Typically when you have to put sideways pressure on a connector for it to work, there's three things to look for. The most common is a stretched or corroded terminal. Most of the time you can slide a pick in beside the terminal to squeeze it to make tighter contact. If it's corroded, you'll need to disassemble the plug, then release a little plastic finger to allow the terminal to be removed, then you can replace it. GM and Chrysler dealers have replacement terminals available. Ford is well-known to not make repair parts available after just a few years so the best alternative is to visit a salvage yard to get a terminal out of a plug. If you have to pick it to make it fit tighter but the plug design prevents you from doing that, you'll have to pull the terminal out, then squeeze it gently with a needle-nose pliers.
The second thing to suspect when you're working with a connector that plugs into a computer or anything with a circuit board is a terminal that is broken loose from the board. To fix that you have to get the board out of the housing, and remove any protective jelly, if that is used, then resolder the terminal to the board. TV repairmen ran into this every day once tvs started to be made with automated assembly techniques.

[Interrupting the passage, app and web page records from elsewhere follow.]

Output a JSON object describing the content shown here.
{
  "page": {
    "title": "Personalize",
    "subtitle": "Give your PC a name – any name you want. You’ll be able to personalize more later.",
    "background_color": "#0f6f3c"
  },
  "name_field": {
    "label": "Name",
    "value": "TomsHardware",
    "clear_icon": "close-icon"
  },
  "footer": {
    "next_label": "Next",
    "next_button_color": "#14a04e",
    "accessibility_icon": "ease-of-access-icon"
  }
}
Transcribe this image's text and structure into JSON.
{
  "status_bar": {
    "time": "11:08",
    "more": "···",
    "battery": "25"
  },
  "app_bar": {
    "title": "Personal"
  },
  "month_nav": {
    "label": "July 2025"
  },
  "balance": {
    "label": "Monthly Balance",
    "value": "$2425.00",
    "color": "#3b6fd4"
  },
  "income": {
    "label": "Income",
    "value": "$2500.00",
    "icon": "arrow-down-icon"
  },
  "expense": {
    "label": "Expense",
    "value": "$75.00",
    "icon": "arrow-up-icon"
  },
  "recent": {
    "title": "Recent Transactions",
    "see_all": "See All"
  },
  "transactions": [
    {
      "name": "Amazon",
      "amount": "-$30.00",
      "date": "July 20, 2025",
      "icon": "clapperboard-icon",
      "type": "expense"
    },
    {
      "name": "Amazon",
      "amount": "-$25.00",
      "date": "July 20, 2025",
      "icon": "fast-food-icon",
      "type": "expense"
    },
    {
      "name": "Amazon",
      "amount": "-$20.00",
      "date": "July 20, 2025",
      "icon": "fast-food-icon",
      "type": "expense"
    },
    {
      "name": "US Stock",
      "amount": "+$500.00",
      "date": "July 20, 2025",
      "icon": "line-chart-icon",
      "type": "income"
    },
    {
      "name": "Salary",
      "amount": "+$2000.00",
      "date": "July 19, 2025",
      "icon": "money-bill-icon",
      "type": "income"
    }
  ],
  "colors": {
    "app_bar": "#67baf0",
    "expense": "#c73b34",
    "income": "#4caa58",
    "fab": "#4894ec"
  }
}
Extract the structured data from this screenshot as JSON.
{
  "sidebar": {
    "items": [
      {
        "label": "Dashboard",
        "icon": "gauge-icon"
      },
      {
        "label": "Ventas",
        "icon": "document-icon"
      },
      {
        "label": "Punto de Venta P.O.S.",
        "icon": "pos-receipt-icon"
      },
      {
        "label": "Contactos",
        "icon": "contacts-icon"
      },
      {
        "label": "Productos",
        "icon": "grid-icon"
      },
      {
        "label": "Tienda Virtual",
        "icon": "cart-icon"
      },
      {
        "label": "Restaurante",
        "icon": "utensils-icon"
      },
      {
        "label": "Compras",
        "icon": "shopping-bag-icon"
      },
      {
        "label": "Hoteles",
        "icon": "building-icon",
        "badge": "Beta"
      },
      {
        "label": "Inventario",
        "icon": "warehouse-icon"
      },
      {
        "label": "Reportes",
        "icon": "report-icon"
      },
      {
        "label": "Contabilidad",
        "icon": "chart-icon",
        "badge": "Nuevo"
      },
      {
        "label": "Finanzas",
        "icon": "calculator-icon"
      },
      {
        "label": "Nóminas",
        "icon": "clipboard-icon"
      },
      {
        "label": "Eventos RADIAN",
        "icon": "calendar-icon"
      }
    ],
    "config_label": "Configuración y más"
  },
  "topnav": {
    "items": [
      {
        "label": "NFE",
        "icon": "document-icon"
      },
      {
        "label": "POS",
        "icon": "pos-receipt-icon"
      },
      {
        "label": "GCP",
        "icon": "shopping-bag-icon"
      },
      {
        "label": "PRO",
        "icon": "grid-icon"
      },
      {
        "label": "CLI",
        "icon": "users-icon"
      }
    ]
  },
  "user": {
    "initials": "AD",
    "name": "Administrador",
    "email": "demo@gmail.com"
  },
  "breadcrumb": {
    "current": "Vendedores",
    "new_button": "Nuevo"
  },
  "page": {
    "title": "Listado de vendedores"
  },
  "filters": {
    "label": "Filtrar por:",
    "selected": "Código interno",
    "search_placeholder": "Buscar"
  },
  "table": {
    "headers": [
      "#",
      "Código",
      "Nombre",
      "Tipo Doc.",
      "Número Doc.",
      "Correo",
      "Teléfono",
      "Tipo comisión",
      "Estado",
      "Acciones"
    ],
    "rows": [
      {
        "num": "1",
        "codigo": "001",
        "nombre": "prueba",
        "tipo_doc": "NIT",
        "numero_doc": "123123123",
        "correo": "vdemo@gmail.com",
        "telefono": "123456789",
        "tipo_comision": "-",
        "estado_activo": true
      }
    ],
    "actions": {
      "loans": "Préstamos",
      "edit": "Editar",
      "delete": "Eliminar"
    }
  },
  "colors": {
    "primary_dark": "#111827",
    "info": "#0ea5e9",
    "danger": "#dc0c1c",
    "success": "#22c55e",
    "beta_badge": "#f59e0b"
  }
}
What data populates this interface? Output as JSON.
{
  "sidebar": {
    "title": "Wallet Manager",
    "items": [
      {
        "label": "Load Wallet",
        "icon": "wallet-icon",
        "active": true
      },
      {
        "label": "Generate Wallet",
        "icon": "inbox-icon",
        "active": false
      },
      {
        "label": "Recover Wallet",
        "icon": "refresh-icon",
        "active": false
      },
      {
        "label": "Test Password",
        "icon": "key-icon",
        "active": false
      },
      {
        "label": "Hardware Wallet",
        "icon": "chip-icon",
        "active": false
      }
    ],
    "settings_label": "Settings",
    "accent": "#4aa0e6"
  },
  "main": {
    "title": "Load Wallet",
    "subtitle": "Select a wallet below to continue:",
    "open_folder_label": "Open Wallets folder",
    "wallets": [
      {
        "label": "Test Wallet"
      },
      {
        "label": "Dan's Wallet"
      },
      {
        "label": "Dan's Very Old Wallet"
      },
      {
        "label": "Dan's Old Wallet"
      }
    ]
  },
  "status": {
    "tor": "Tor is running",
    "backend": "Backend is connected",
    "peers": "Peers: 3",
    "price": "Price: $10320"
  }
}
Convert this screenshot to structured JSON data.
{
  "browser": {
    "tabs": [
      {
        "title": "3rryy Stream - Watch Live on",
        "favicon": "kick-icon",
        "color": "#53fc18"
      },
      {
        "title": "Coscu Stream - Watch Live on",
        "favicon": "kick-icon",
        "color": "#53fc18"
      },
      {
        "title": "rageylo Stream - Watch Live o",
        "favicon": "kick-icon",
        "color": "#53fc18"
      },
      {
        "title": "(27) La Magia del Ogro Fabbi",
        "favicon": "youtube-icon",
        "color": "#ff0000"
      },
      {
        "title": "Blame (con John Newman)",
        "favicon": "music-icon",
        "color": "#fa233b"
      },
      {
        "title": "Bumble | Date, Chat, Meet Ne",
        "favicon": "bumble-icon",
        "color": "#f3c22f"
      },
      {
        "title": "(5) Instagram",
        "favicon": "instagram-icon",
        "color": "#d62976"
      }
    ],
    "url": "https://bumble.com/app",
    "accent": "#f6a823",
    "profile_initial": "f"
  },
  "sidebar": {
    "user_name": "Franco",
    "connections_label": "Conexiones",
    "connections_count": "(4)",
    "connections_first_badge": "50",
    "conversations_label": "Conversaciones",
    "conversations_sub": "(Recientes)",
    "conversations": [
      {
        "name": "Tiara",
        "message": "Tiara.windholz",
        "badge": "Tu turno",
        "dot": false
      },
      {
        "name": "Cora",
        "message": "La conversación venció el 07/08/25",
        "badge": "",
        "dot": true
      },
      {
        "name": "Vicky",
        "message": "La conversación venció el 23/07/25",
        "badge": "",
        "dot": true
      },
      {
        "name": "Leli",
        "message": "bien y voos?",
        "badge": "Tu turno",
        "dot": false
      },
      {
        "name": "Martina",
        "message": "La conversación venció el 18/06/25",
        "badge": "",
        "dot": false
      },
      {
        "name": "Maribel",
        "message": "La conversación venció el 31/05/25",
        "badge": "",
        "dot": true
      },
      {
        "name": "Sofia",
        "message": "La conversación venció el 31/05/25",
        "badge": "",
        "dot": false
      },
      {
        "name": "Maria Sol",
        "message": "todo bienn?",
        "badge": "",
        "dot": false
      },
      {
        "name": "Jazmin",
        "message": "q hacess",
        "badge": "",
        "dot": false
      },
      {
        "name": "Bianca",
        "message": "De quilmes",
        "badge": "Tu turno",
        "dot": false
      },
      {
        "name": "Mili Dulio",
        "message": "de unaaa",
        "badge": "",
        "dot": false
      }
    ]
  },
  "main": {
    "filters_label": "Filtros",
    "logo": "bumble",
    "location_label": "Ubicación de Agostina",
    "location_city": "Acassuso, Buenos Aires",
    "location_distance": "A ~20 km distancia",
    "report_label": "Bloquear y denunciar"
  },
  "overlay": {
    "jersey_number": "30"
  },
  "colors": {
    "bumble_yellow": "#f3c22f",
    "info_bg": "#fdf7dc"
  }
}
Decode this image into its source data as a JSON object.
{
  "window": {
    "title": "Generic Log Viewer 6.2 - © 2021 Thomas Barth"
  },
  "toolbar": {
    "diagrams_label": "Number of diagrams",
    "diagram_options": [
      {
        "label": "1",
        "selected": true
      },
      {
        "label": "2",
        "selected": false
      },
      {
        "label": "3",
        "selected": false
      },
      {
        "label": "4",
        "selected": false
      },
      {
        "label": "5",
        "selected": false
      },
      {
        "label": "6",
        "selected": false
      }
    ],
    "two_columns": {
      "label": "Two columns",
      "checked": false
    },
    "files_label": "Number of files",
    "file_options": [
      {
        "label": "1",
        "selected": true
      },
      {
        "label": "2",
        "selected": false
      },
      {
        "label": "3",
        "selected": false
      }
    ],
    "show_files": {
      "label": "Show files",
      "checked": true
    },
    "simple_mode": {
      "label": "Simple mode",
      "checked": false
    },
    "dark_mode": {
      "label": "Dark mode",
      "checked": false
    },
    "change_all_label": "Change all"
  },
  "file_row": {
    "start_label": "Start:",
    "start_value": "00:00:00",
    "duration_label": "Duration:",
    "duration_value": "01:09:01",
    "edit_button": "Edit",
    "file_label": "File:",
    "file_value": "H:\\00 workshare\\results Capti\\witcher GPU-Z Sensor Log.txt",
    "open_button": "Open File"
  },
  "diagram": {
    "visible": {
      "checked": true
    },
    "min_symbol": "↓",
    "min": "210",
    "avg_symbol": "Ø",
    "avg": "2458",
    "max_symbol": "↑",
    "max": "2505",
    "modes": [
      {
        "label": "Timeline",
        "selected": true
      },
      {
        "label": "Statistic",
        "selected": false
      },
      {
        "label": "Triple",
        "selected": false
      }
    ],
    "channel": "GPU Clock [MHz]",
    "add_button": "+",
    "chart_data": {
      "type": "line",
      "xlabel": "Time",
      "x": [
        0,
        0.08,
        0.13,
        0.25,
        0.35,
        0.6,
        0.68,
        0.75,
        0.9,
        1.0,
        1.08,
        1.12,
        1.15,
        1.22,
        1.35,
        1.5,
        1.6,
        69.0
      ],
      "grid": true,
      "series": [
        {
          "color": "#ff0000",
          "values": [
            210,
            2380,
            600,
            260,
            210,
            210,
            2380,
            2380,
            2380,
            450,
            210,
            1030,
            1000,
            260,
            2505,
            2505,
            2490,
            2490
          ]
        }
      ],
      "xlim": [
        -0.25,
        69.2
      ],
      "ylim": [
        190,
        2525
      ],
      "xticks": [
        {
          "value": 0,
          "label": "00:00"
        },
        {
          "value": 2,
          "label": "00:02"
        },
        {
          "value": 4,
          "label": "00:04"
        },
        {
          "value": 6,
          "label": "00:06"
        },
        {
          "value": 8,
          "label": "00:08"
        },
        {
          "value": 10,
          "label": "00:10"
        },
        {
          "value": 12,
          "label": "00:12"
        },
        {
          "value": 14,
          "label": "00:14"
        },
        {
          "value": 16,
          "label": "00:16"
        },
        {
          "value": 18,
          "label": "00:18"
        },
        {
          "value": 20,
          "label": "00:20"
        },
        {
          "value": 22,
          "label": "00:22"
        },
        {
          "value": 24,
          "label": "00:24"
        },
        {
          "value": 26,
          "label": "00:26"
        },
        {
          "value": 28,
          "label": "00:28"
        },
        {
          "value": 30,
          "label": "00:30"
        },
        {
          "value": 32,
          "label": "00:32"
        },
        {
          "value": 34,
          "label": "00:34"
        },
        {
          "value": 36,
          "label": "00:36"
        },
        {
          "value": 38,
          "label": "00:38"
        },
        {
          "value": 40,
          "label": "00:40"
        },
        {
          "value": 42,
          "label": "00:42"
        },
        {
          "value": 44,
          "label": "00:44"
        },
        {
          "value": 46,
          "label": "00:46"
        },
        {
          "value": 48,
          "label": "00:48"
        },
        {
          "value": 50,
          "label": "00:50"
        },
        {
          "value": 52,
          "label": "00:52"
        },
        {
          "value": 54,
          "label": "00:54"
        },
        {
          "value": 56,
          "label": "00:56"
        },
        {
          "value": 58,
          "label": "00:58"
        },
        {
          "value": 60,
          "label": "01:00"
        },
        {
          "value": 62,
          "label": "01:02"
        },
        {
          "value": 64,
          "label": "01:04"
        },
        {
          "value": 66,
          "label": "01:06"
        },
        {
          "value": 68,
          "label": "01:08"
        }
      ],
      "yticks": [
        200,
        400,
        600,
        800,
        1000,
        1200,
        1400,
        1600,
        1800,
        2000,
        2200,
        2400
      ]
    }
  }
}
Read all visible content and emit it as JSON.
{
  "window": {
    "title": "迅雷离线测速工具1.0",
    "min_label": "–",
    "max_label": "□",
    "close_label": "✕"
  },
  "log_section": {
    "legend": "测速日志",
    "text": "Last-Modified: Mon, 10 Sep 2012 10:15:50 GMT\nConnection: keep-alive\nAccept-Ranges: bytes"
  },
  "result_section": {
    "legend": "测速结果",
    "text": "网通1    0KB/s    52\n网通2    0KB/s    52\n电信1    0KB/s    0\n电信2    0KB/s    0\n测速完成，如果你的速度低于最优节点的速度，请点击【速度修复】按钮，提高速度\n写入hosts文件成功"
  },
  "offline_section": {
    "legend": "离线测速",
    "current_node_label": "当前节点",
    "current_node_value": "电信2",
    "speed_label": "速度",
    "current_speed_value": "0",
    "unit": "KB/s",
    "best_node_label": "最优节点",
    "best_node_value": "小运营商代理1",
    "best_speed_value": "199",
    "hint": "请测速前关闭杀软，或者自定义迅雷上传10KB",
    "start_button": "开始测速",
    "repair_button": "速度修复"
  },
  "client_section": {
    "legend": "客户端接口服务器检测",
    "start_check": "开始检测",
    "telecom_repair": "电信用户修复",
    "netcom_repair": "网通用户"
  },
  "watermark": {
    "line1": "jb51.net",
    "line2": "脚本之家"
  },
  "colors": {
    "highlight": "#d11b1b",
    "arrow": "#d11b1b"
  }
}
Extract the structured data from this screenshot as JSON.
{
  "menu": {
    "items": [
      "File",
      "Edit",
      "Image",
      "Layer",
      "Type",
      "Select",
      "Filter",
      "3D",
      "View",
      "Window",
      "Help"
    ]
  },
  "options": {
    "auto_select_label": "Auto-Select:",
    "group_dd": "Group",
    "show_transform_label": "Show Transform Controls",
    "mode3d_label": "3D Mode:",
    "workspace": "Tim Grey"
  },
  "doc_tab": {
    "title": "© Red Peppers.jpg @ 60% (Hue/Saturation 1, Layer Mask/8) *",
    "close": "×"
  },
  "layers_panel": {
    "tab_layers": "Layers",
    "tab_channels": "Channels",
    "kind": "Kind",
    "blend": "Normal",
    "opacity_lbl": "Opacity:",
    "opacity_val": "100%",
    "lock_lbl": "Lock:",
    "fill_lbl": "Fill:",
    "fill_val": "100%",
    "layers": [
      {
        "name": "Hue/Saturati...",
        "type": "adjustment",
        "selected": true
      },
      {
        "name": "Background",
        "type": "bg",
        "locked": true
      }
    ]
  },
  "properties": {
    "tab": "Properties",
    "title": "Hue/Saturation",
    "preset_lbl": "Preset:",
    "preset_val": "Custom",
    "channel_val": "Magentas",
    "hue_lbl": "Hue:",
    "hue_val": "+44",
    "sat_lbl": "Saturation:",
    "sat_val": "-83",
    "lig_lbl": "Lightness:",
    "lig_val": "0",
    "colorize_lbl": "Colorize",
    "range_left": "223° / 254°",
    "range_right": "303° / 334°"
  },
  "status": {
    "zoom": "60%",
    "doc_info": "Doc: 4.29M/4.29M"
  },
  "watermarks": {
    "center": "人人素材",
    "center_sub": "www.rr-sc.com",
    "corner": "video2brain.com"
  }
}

A less-common problem is a break in the wire just outside of where it is crimped to the terminal. Sometimes a clue presents itself where the wire's insulation is slightly discolored right next to the terminal. To verify that, hold the plug while you tug gently on the wire. If the wire is broken inside the insulation, that insulation will stretch like a stiff rubber band.
Wednesday, March 23rd, 2016 AT 5:48 PM